HARDtalk: The Dave Sim Interview (24)

Cerebus and your work lately seem to be getting some more attention of late, as attested by the recent essay collection Cerebus the Barbarian Messiah and the forthcoming interview collection Dave Sim: Conversations. Is this part of an emerging recognition of your work?  Do you have any thoughts about the fact that academic presses are interested in Dave Sim?

Well, right now, it's mostly just you guys [Eric Hoffman and Dominck Grace].  But I was interested in the immediate online review of CEREBUS THE BARBARIAN MESSIAH that said "Why so thin [a book]?" I think that's one of those cyberspace questions that makes a lot of sense.  The book as constituted is an Internet raw material for its contributors.  AS a book, there are limitations.  How many pages can you do based on perceived demand?  It's no small question for a University press. You have to move those books around the country at x-number of dollars, you have to offer y-discount for ordering z-number of copies.  But as an e-book version, you can keep adding to it.
Like THE COMICS JOURNAL roundtable on Bob Crumb's BOOK OF GENESIS.  You have the initial pieces and then you have the commentators commenting on each other's commentary.  It gets a little comedically "diffuse" at that point in that case.  They're pretty obviously avoiding talking about the material itself -- the BOOK OF GENESIS -- and are off in their secular humanist comfort zone but as long as (in this case) you, Eric were playing "shepherd" and herding everyone BACK to CEREBUS THE BARBARIAN MESSIAH when they start straying from the subject, I think you could probably start a whole end of the academic press that could "encompass" CEREBUS.  Which is a core academic problem with the material.  How many pages do you have to produce to "encompass" 6,000 pages?  How many pages did Hemingway write and how long did it take to generate, say, a 20:1 ratio of commentary-to-subject?
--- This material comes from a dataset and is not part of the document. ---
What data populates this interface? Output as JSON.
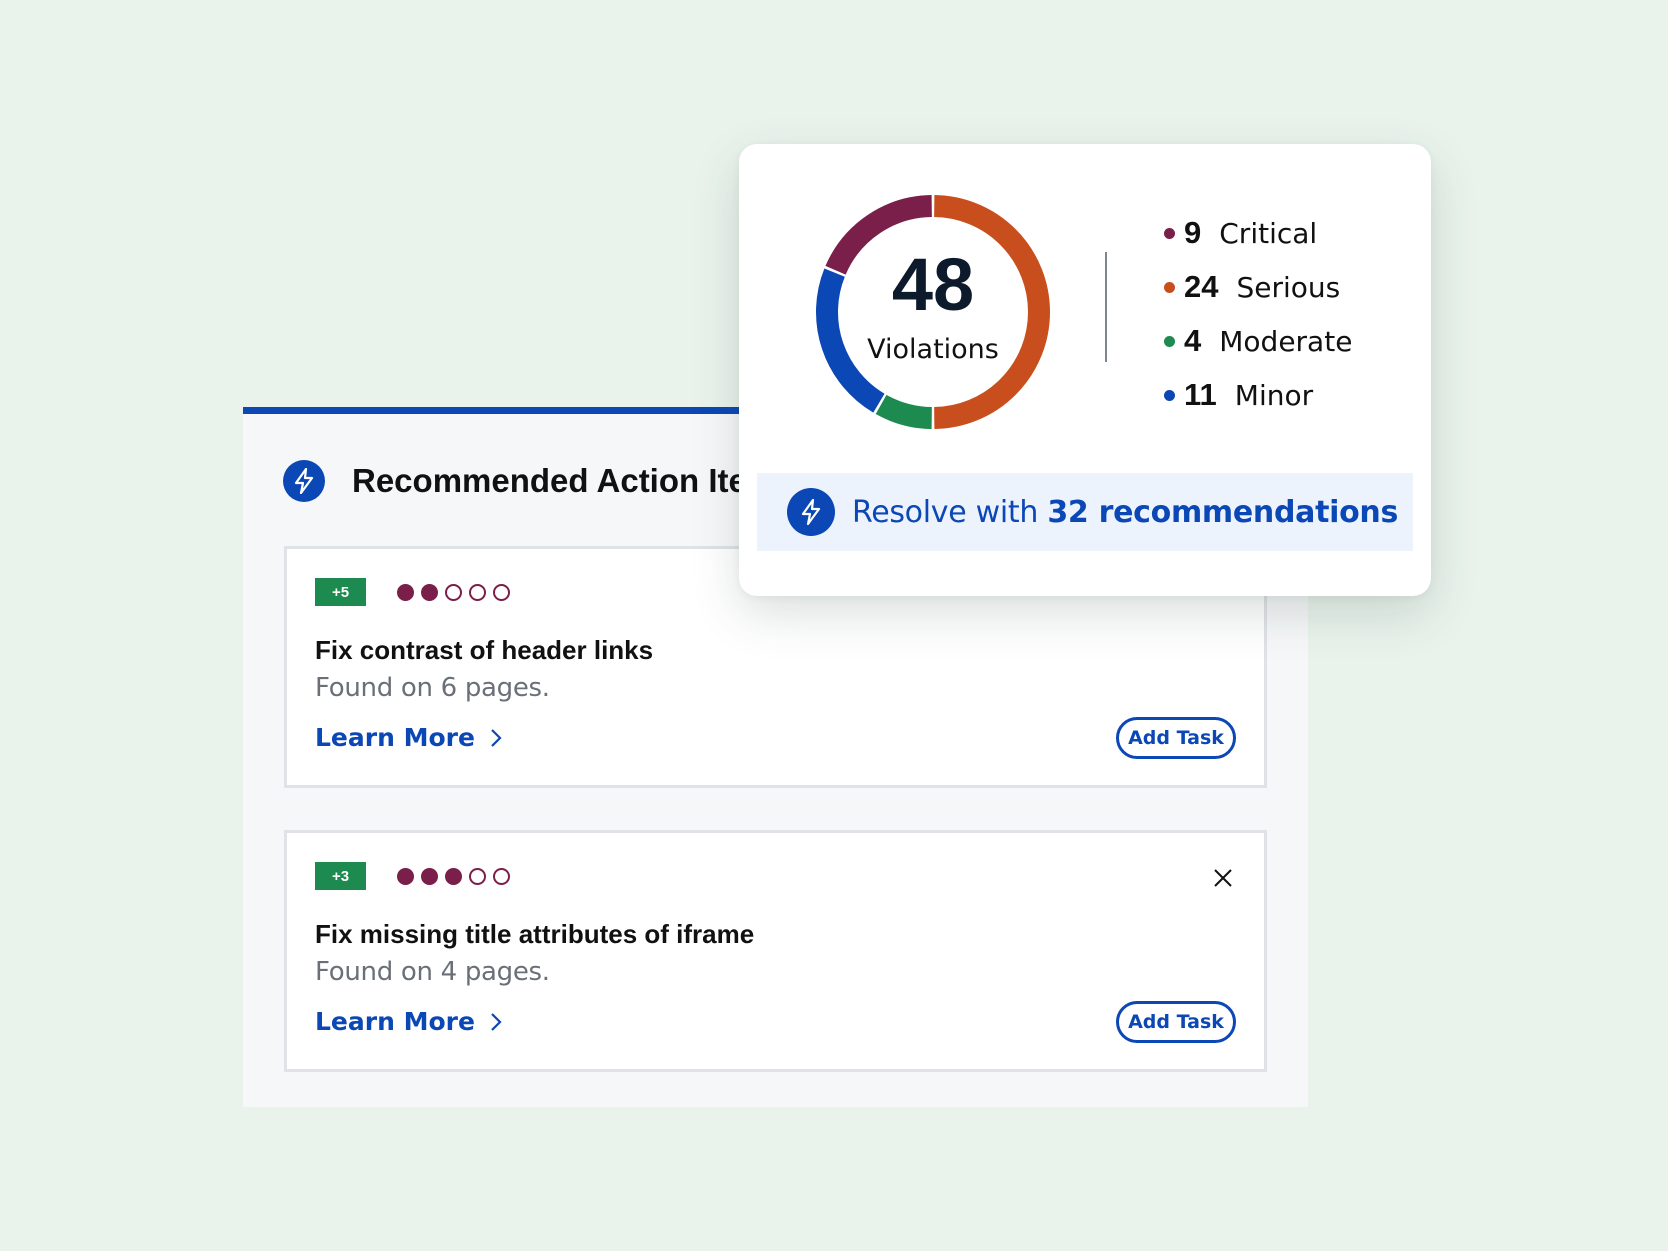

Matthew Bruccoli (God rest his soul) did it pretty much single-handedly with F. Scott Fitzgerald.  Depending on what Fitzgerald would have thought of Bruccoli --  that could be a good thing or a bad thing.
Cerebus #289/290 (April/May 2003)
Art by Gerhard
Speaking personally, I'm most jazzed about the academic in England who asked for permission to reprint the Origin of Everything prologue to THE LAST DAY in a book he's doing about dovetailing science with The Bible -- which I happily gave a couple of years ago.  But, that's obviously a very specialized interest at many levels.  Most people don't think of science and the Bible as existing in the same universe -- even and often especially if they're devout believers.  Fewer of them would think of a comic book as having any application if asked.  Virtually no comic book readers would be even vaguely interested.  Sounds like a challenge.

Okay. The question for tomorrow is:

You and Robert Crumb are notable examples where drug taking seemed to result in a step change in artistic ability and vision. Would you advocate the use of LSD or other drugs by an artist seeking to improve his/her art?

Tune in tomorrow. Same Moment Of Cerebus time, same Moment Of Cerebus channel!

1 comment:

Anonymous said...

You should delete any discussion of use of illegal drugs as it will result in inadmissability for entry across borders, permanently.